_PROBLEM REQUIREMENTS_. In the entries that follow, which lines hold the string "Document"? List them.

_INFORMATION GIVEN_.
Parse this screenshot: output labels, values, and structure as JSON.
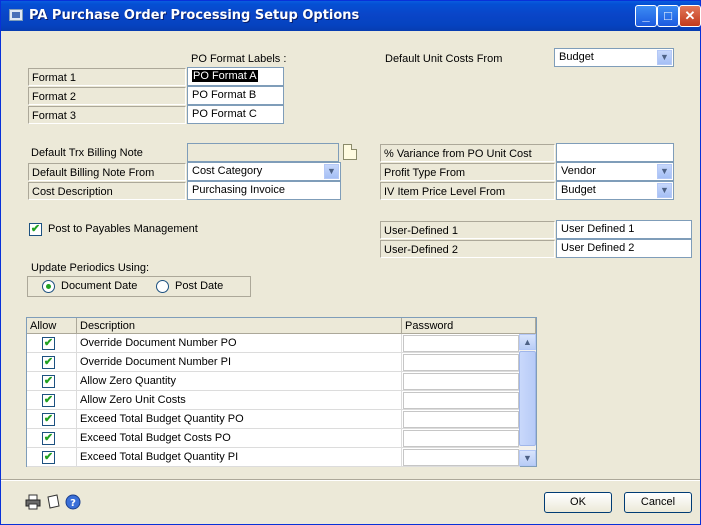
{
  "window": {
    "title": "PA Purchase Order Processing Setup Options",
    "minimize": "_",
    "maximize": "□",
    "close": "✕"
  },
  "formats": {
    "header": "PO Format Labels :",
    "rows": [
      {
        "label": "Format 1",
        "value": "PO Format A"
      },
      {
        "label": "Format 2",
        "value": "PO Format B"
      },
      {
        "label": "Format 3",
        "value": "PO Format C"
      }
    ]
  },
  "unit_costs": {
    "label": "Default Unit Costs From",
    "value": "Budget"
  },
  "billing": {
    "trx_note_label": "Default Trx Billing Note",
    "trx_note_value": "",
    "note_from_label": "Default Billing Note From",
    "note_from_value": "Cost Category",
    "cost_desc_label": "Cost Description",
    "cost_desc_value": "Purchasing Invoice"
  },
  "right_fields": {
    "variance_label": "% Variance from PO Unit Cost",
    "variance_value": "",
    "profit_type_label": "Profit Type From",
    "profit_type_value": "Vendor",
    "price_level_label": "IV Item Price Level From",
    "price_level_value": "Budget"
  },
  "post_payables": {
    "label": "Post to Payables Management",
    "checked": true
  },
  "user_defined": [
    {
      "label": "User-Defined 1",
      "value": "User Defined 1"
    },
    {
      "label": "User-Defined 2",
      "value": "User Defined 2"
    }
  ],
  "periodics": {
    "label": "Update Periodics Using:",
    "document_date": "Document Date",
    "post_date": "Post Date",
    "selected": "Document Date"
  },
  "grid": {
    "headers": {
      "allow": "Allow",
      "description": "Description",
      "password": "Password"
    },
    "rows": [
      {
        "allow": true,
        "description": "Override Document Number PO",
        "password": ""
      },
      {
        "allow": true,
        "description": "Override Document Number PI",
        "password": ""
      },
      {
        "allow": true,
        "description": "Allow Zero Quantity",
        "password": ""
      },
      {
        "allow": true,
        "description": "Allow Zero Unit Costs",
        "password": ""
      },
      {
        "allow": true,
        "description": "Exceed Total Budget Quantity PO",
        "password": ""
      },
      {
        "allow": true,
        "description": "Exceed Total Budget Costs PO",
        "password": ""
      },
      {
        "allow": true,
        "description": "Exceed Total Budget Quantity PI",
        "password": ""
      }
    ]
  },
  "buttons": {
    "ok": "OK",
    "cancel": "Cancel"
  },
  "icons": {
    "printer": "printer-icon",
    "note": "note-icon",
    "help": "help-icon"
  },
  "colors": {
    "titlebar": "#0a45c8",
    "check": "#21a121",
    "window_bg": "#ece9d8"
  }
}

_OUTPUT BELOW_.
    "document_date": "Document Date",
    "selected": "Document Date"
        "description": "Override Document Number PO",
        "description": "Override Document Number PI",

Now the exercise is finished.